Communities Secretary Robert Jenrick has said he and a junior minister approved payments to towns in each other’s constituencies from a Government fund earmarked for deprived areas.
Mr Jenrick confirmed that Communities Minister Jake Berry gave the go-ahead for his Newark constituency to be selected for a £25 million fund award, whilst he signed off the decision for money to be allocated to a town in Mr Berry’s Rossendale and Darwen constituency.
The revelations follow a report in The Times alleging Mr Jenrick helped select Newark for the allocation, something the Communities Secretary has vehemently denied.
On Sunday, Mr Jenrick insisted there was a “robust and fair” methodology behind the Government’s Towns Fund and dismissed allegations that he had any involvement in Newark’s selection as “completely baseless”.
But Labour has demanded a top-level investigation into Mr Jenrick over how Government funding was allocated to his constituency over others in the UK.
Shadow communities secretary Steve Reed has written to the head of the civil service requesting a Cabinet Office investigation into Mr Jenrick, concerning how recipients of the multibillion-pound Towns Fund were decided.
Mr Jenrick told Sky’s Ridge on Sunday: “My department’s officials have been very clear that we chose the towns for our £3.6 billion Towns Fund on a robust and fair methodology that is there for everybody to see.”
Asked if he would face MPs in the Commons on Monday to defend the situation, he added: “We’ve answered all the questions and (are) happy to answer any more that might arise. But there really is nothing to see here.”
But later, the Communities Secretary could not deny that he and Mr Berry had approved towns in each other’s constituencies to receive allocations of Government funding.
Mr Jenrick told the BBC’s Andrew Marr Show: “If the question you’re coming to is was I involved in selecting my own community, absolutely not.
“Ministers do not get involved in their own constituencies.
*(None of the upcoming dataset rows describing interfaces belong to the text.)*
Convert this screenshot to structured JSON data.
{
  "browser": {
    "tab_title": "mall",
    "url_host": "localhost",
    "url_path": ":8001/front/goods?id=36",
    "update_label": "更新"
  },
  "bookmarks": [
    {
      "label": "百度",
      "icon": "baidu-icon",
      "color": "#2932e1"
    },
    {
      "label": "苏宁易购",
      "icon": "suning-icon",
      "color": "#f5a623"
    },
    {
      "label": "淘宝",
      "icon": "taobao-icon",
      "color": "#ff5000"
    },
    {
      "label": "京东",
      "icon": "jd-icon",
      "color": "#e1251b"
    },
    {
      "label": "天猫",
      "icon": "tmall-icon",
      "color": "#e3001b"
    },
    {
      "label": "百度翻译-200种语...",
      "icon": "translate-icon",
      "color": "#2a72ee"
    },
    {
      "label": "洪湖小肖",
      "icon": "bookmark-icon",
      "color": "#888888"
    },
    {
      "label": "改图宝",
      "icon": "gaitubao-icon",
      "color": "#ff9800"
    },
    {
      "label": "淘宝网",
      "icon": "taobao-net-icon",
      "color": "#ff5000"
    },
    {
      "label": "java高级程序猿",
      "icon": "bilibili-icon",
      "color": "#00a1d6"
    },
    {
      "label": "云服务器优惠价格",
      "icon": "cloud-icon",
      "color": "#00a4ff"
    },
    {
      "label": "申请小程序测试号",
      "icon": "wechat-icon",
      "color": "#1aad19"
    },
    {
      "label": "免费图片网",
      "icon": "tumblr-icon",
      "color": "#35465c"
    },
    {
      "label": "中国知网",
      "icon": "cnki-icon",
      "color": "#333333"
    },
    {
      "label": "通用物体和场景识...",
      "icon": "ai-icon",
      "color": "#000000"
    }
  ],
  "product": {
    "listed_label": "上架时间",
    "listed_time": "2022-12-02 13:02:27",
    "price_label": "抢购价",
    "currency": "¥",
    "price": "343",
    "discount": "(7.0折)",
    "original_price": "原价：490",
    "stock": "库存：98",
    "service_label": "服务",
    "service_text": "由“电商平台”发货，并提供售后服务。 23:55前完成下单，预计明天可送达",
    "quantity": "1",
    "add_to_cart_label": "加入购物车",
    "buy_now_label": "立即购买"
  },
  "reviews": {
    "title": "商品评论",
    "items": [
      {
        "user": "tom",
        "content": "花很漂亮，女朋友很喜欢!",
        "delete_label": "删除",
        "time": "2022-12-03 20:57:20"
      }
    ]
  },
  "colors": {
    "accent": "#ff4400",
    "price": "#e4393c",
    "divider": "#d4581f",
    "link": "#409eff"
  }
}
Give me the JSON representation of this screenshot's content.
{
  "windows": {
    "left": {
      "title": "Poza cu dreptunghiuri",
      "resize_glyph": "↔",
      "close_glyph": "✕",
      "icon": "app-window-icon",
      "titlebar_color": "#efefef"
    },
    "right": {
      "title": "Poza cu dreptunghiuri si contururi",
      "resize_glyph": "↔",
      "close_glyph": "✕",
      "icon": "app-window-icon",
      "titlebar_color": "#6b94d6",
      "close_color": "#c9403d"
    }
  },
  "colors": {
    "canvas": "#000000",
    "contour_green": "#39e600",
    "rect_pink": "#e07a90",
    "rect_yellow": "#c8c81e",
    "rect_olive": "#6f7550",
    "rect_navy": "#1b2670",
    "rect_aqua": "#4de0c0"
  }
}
That decision was made by another minister in my department.”
Asked which minister made the decision, Mr Jenrick replied: “It was made by Jake Berry.”
When pointed out that a town in Mr Berry’s constituency also received money from the fund, Mr Jenrick confirmed that he was the individual to have given that decision the go-ahead.
Mr Jenrick said: “Well that was a decision made by another minister.”
Asked who made the decision, Mr Jenrick added: “Well it was made by myself…”
Jenrick admits he and another minister selected each other’s seats to receive funding just ahead of the General Election campaign… how cosy. Nothing to see here??? https://t.co/Y9u2TikZjd
— Steve Reed (@SteveReedMP) October 11, 2020
He continued: “Andrew (Marr), with respect, this is perfectly normal. Ministers do not get involved in making decisions for their own constituencies, but neither should their constituencies be victims of the fact that they happen to be (represented by) a minister.
“This has been set out very clearly by the NAO (National Audit Office).”
Earlier this year Mr Jenrick rebuffed calls for his resignation after he ensured a controversial housing development was agreed before a new levy was introduced which would have cost millions for its backer.
Documents released after pressure from Labour showed multimillionaire Conservative Party donor Richard Desmond urged Mr Jenrick to approve his Westferry Printworks development in east London before a new community infrastructure levy was introduced which, it is believed, would have saved Mr Desmond £50 million.
Mr Jenrick faced accusations of “cash for favours” after it emerged that Mr Desmond had given the Conservatives £12,000 two weeks after the scheme for 1,500 homes was approved, and that the Housing Secretary had sat next to him and viewed a video at a fundraising event.
Mr Reed said: “Mr Jenrick has made an unfortunate habit of overruling officials’ advice to get his own way, just as he did during the Westferry cash-for-favours scandal.
“Now he has done the same with this blatant example of pork-barrel politics, with public money making its way to help his own re-election campaign.
“Misuse of public funds is a very serious abuse of public trust.
“Robert Jenrick must come to the House urgently to make a statement on how this money was awarded and submit himself to a full Cabinet Office investigation.”
Shadow work and pensions secretary Jonathan Reynolds added: “The secretary of state has questions to answer and an investigation is the right way forwards.”